      This Asian inclination reveals the festival’s roots as the New Asia Film Festival (which was created to introduce Asian films that don’t make it to Vancouver theatres) before it relaunched as Your Kontinent in 2010 with an expanded international outlook.

      While cultural engagement remains a mainstay at the festival, Chen explains that this year, it has an eye on the future, with films that focus on technology’s pervasive impact upon society.

      “Everything has changed our behaviour in just the past few years, with all the social media, Internet, and smartphones,” she says. “So…we selected movies that helped us explore different pros and cons of what technology will bring us.”

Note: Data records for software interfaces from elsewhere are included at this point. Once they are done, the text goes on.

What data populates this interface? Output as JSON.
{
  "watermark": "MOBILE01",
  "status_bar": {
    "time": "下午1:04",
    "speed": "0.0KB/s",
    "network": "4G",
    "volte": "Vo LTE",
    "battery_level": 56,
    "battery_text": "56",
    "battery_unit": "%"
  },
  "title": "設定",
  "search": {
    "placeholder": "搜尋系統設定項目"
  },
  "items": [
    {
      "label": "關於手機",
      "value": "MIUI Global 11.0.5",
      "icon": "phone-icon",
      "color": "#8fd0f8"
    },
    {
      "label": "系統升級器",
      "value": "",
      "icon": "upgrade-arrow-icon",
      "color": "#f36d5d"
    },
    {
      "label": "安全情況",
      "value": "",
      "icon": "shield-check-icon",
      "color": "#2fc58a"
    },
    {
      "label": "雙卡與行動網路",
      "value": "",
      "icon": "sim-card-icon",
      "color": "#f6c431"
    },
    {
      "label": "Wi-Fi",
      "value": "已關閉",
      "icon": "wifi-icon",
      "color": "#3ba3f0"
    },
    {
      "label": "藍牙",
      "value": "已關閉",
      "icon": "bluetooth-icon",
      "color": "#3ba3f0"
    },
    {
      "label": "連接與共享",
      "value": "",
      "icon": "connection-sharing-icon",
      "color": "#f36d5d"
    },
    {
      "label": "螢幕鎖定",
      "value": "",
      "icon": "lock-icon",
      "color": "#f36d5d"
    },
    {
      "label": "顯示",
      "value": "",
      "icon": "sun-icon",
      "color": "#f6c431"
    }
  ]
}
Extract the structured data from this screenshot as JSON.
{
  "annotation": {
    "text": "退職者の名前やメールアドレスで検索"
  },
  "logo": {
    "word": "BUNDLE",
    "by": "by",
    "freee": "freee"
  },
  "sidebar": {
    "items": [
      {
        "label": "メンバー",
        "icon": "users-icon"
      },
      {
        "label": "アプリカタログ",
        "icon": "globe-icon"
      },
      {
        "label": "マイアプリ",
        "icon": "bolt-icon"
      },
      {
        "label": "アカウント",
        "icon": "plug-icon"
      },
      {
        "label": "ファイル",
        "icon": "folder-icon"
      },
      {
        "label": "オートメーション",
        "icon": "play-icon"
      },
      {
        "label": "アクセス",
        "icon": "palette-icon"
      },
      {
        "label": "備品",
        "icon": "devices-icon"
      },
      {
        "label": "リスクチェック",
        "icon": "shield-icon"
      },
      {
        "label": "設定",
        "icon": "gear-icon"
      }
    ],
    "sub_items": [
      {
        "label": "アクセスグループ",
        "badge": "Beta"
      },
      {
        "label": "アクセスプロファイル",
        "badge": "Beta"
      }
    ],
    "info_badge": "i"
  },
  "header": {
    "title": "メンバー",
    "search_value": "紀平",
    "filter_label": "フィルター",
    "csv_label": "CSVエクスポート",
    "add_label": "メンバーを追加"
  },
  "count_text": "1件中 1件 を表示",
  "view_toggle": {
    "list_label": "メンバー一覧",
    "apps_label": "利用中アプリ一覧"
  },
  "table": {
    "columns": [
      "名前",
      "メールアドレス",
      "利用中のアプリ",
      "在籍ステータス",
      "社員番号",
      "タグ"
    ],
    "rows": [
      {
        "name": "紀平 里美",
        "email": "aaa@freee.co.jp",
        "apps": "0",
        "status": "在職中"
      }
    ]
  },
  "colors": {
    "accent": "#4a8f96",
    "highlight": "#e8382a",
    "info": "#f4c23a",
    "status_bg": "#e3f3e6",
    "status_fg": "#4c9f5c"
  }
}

      PressPausePlay looks at how technology may have democratized artistic expression but at what cost to the quality of artwork? High Tech, Low Life profiles citizen reporters, empowered by technology, in controlled-media China. Meanwhile, Web Junkie analyzes how Internet addiction is being treated at a rehabilitation clinic in China.

      Beyond those topics, films about environmental problems (Sand Wars), population and habitation concerns (The Human Scale), cross-cultural relationships (Fly Me to Minami), and more fill out the mix with a truly global perspective. The Screen Bites series serves up films with food: Red Obsession, about China’s effect on the French wine market, will be paired with dim sum at Shiang Garden Seafood Restaurant, while Mussels in Love, a documentary about the mollusk’s various roles in consumption and medical research, will be screened with a panel discussion at the Gulf of Georgia Cannery in Steveston.

      With photography exhibits, a featured artist (media artist, educator, and curator Vjeko Sager), workshops, panel discussions, and more to explore, the festival certainly knows a thing or two about inclusivity when it comes to diversity.

      Your Kontinent International Film and Media Arts Festival runs in Richmond July 17 to 26.